**PROBLEM STATEMENT**.
Set down each line of the data below exactly as it stands, dropping the pictures.

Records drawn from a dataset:
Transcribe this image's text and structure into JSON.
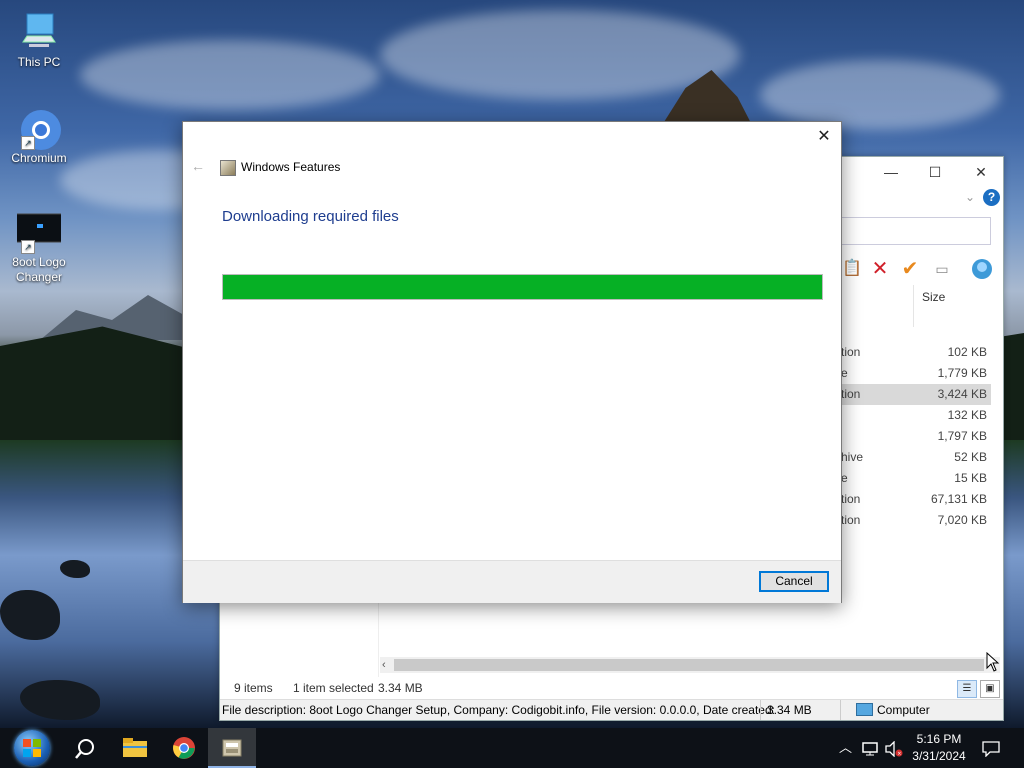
{
  "desktop": {
    "icons": [
      {
        "label": "This PC",
        "icon": "this-pc-icon"
      },
      {
        "label": "Chromium",
        "icon": "chromium-icon"
      },
      {
        "label": "8oot Logo Changer",
        "icon": "boot-logo-changer-icon"
      }
    ]
  },
  "dialog": {
    "title": "Windows Features",
    "heading": "Downloading required files",
    "progress": 1.0,
    "progress_color": "#06b025",
    "cancel_label": "Cancel"
  },
  "explorer": {
    "size_header": "Size",
    "rows": [
      {
        "type": "tion",
        "size": "102 KB"
      },
      {
        "type": "e",
        "size": "1,779 KB"
      },
      {
        "type": "tion",
        "size": "3,424 KB",
        "selected": true
      },
      {
        "type": "",
        "size": "132 KB"
      },
      {
        "type": "",
        "size": "1,797 KB"
      },
      {
        "type": "hive",
        "size": "52 KB"
      },
      {
        "type": "e",
        "size": "15 KB"
      },
      {
        "type": "tion",
        "size": "67,131 KB"
      },
      {
        "type": "tion",
        "size": "7,020 KB"
      }
    ],
    "status": {
      "items": "9 items",
      "selected": "1 item selected",
      "selected_size": "3.34 MB"
    },
    "details_bar": {
      "description": "File description: 8oot Logo Changer Setup, Company: Codigobit.info, File version: 0.0.0.0, Date created:",
      "size": "3.34 MB",
      "location": "Computer"
    }
  },
  "taskbar": {
    "apps": [
      "start-button",
      "search-icon",
      "file-explorer-icon",
      "chrome-icon",
      "windows-features-icon"
    ],
    "time": "5:16 PM",
    "date": "3/31/2024"
  }
}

**PROBLEM SOLUTION**.
Transcribe this image's text and structure into JSON.
{
  "desktop": {
    "icons": [
      {
        "label": "This PC",
        "icon": "this-pc-icon"
      },
      {
        "label": "Chromium",
        "icon": "chromium-icon"
      },
      {
        "label": "8oot Logo Changer",
        "icon": "boot-logo-changer-icon"
      }
    ]
  },
  "dialog": {
    "title": "Windows Features",
    "heading": "Downloading required files",
    "progress": 1.0,
    "progress_color": "#06b025",
    "cancel_label": "Cancel"
  },
  "explorer": {
    "size_header": "Size",
    "rows": [
      {
        "type": "tion",
        "size": "102 KB"
      },
      {
        "type": "e",
        "size": "1,779 KB"
      },
      {
        "type": "tion",
        "size": "3,424 KB",
        "selected": true
      },
      {
        "type": "",
        "size": "132 KB"
      },
      {
        "type": "",
        "size": "1,797 KB"
      },
      {
        "type": "hive",
        "size": "52 KB"
      },
      {
        "type": "e",
        "size": "15 KB"
      },
      {
        "type": "tion",
        "size": "67,131 KB"
      },
      {
        "type": "tion",
        "size": "7,020 KB"
      }
    ],
    "status": {
      "items": "9 items",
      "selected": "1 item selected",
      "selected_size": "3.34 MB"
    },
    "details_bar": {
      "description": "File description: 8oot Logo Changer Setup, Company: Codigobit.info, File version: 0.0.0.0, Date created:",
      "size": "3.34 MB",
      "location": "Computer"
    }
  },
  "taskbar": {
    "apps": [
      "start-button",
      "search-icon",
      "file-explorer-icon",
      "chrome-icon",
      "windows-features-icon"
    ],
    "time": "5:16 PM",
    "date": "3/31/2024"
  }
}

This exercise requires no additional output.